* **WHAT THE EXERCISE ASKS**: Read the lines below. Copy out any that hold the string "title".

* **RECORDED DATA**:
=== Section Start ===

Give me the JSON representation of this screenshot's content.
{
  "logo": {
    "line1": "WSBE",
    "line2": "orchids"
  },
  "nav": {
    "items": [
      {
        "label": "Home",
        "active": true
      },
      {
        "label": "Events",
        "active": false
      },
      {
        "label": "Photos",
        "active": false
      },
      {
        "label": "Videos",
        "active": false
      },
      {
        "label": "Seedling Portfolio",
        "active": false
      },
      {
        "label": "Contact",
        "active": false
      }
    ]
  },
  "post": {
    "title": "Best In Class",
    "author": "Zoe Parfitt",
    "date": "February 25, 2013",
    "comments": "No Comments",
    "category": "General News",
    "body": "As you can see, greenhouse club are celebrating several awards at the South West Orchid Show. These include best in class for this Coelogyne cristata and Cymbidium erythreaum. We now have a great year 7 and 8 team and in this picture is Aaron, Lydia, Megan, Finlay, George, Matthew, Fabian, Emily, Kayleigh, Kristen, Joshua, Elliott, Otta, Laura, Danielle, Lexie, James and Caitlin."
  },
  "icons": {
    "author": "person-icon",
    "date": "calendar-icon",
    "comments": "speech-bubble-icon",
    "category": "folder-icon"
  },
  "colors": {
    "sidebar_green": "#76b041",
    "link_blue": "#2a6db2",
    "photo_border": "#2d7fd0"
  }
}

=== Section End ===
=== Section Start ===

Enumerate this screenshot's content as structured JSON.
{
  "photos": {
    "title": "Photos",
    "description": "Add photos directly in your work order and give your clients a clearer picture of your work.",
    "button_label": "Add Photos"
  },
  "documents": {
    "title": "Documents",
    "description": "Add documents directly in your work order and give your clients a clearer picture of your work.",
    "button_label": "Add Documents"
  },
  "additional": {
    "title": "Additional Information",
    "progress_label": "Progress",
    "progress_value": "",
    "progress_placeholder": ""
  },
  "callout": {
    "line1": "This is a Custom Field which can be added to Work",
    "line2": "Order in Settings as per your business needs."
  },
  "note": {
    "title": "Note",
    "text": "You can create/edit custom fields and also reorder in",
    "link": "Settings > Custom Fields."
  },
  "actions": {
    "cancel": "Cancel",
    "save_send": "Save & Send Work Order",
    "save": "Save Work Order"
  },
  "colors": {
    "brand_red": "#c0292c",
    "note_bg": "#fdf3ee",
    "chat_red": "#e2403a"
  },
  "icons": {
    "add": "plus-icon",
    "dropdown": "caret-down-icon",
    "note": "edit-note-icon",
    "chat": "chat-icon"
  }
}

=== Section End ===

* **RESULT**:
    "title": "Best In Class",
    "title": "Photos",
    "title": "Documents",
    "title": "Additional Information",
    "title": "Note",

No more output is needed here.